Early Life of Handiganur Siddharamappa
Even as a boy, Handiganur was attracted to the stage. He took to it with a great steadfastness and stuck to it even in the darkest and disillusioning circumstances. He started his stage career at the age of ten, playing female roles and made a name because of the rare naturalness of acting and a resonant musical voice. He worked with different professional troupes for about twenty years before starting his own troupe by name Vishvakala Ranjana Nataka Samsthe in the year 1938-39. Though with scanty stage equipment, his troupe thrived for about eight years and earned a very good name but it failed to earn good money. The entire attraction for the public was Siddharamappa himself. His thunderous voice, calculated emphasis on words and a becoming gait made his portrayal of Banasura and Ravana - a household word in North Karnataka. The role of Krishna in Akshayambara provided considerable scope for his talent. He gave an individual touch to the complex character of the scheming Krishna.
Life in Theatre for Handiganur Siddharamappa
Though destined to a short life, his career was obviously as glittering as that of Mohammad Peer, for, he filled the stage literally with his towering personality, royal demeanour and resounding voice. He specialised in interpreting lofty mythological characters like Krishna (in the play, Aksayambara), Banasura (in Usha Swayamvara), Harischandra and Bhisma. These roles came to be associated with his name, and even prompted the critic to hit a note of exaggeration saying that he stood alone without equals in portraying such lofty characters. It must be reckoned with, however, that he did show the same genius of Varadachar in entering into the very soul of the role he was playing, and besides, he was also capable of portraying roles of very different types with equal success.

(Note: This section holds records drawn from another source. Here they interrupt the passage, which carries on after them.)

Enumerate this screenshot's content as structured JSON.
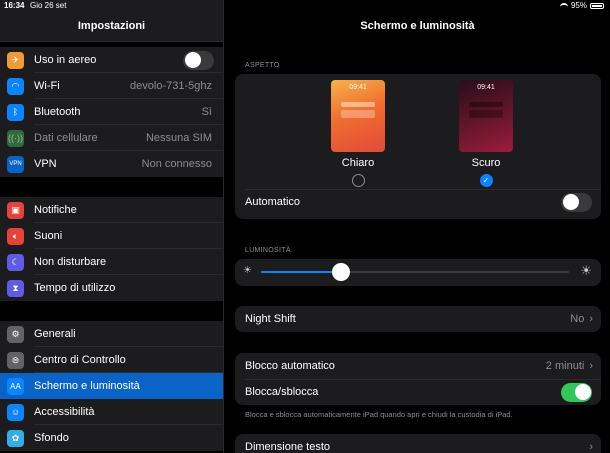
{
  "status": {
    "time": "16:34",
    "date": "Gio 26 set",
    "battery": "95%"
  },
  "sidebar": {
    "title": "Impostazioni",
    "groups": [
      [
        {
          "label": "Uso in aereo",
          "icon": "airplane-icon",
          "color": "#f09a37",
          "toggle": false
        },
        {
          "label": "Wi-Fi",
          "icon": "wifi-icon",
          "color": "#0a84ff",
          "value": "devolo-731-5ghz"
        },
        {
          "label": "Bluetooth",
          "icon": "bluetooth-icon",
          "color": "#0a84ff",
          "value": "Sì"
        },
        {
          "label": "Dati cellulare",
          "icon": "antenna-icon",
          "color": "#2f6b3a",
          "value": "Nessuna SIM"
        },
        {
          "label": "VPN",
          "icon": "vpn-icon",
          "color": "#0a63c7",
          "value": "Non connesso"
        }
      ],
      [
        {
          "label": "Notifiche",
          "icon": "notifications-icon",
          "color": "#e5423a"
        },
        {
          "label": "Suoni",
          "icon": "speaker-icon",
          "color": "#e5423a"
        },
        {
          "label": "Non disturbare",
          "icon": "moon-icon",
          "color": "#5e5ce6"
        },
        {
          "label": "Tempo di utilizzo",
          "icon": "hourglass-icon",
          "color": "#5e5ce6"
        }
      ],
      [
        {
          "label": "Generali",
          "icon": "gear-icon",
          "color": "#636366"
        },
        {
          "label": "Centro di Controllo",
          "icon": "switches-icon",
          "color": "#636366"
        },
        {
          "label": "Schermo e luminosità",
          "icon": "text-size-icon",
          "color": "#0a84ff",
          "active": true
        },
        {
          "label": "Accessibilità",
          "icon": "accessibility-icon",
          "color": "#0a84ff"
        },
        {
          "label": "Sfondo",
          "icon": "wallpaper-icon",
          "color": "#32ade6"
        }
      ]
    ]
  },
  "main": {
    "title": "Schermo e luminosità",
    "appearance_label": "ASPETTO",
    "light": {
      "time": "09:41",
      "label": "Chiaro",
      "selected": false
    },
    "dark": {
      "time": "09:41",
      "label": "Scuro",
      "selected": true
    },
    "automatic_label": "Automatico",
    "automatic_on": false,
    "brightness_label": "LUMINOSITÀ",
    "brightness_level": 0.26,
    "night_shift": {
      "label": "Night Shift",
      "value": "No"
    },
    "auto_lock": {
      "label": "Blocco automatico",
      "value": "2 minuti"
    },
    "lock_unlock": {
      "label": "Blocca/sblocca",
      "on": true
    },
    "lock_note": "Blocca e sblocca automaticamente iPad quando apri e chiudi la custodia di iPad.",
    "text_size": {
      "label": "Dimensione testo"
    }
  }
}
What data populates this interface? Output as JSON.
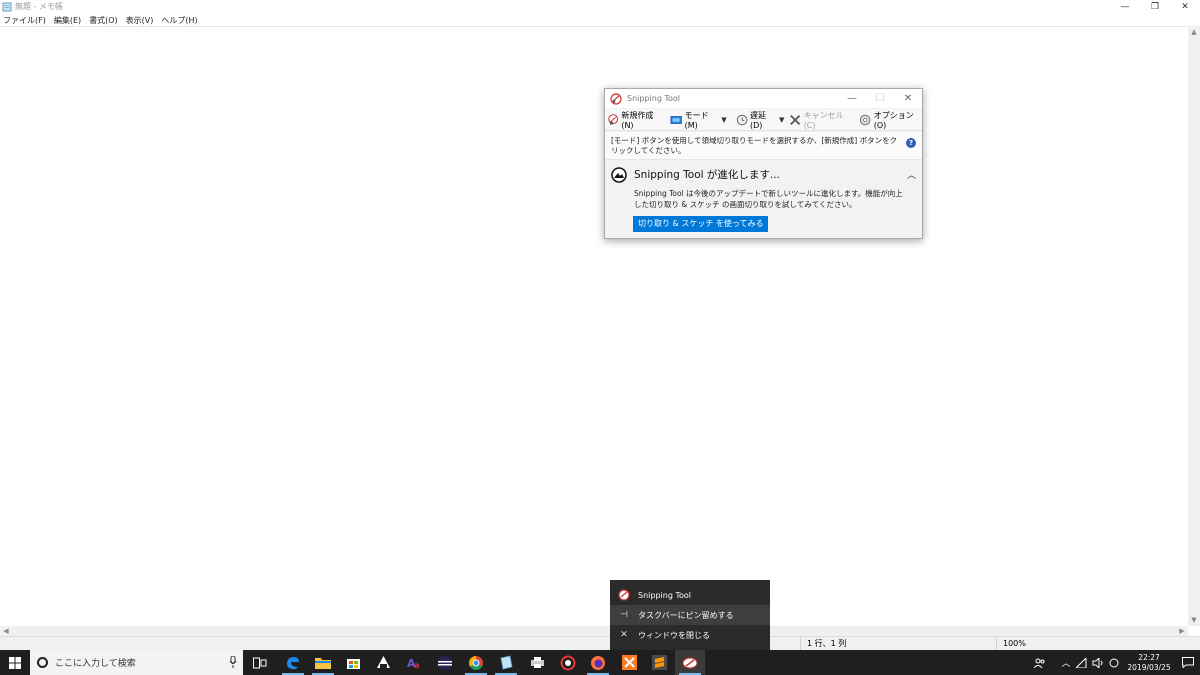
{
  "notepad": {
    "title": "無題 - メモ帳",
    "controls": {
      "minimize": "—",
      "restore": "❐",
      "close": "✕"
    },
    "menu": [
      "ファイル(F)",
      "編集(E)",
      "書式(O)",
      "表示(V)",
      "ヘルプ(H)"
    ],
    "status": {
      "position": "1 行、1 列",
      "zoom": "100%"
    }
  },
  "snipping_tool": {
    "title": "Snipping Tool",
    "toolbar": {
      "new_label": "新規作成(N)",
      "mode_label": "モード(M)",
      "delay_label": "遅延(D)",
      "cancel_label": "キャンセル(C)",
      "options_label": "オプション(O)"
    },
    "info_text": "[モード] ボタンを使用して領域切り取りモードを選択するか、[新規作成] ボタンをクリックしてください。",
    "help_symbol": "?",
    "promo": {
      "title": "Snipping Tool が進化します...",
      "body": "Snipping Tool は今後のアップデートで新しいツールに進化します。機能が向上した切り取り & スケッチ の画面切り取りを試してみてください。",
      "button_label": "切り取り & スケッチ を使ってみる"
    }
  },
  "jumplist": {
    "app_name": "Snipping Tool",
    "pin_label": "タスクバーにピン留めする",
    "close_label": "ウィンドウを閉じる"
  },
  "taskbar": {
    "search_placeholder": "ここに入力して検索",
    "clock_time": "22:27",
    "clock_date": "2019/03/25",
    "colors": {
      "bar": "#1f1f1f",
      "accent": "#0078d7",
      "running": "#76b9ed"
    }
  }
}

Later, Handiganur is said to have been at his climax in the role of Bhisma1 in the play Uttara Bhoopa and that of Kama in the play Draupadi. In the former, he portrayed the internal conflict of Bhisma and virtually recreated him, in all his ripe glory. His Kama is also widely remembered for the magnificent impression it created. Handignur also rendered his individualistic touch to the role of Karna.
Later Life of Handiganur Siddharamappa
Chandrahasa predicted a great future for him on the screen; but those who knew him intimately declared that he would never give up the stage for the screen. Handiganur, like the later well known actor Madhvaraja Umarji held out great hopes for the Karnataka stage theatre, but died all too suddenly in 1947 rendering a great loss to it. Those who saw his performance as the villainous Dustabuddhi in the screen play His untimely demise took away glamour from the stage and a hope of the screen; with him went out another light which brightened the stage of North Karnataka.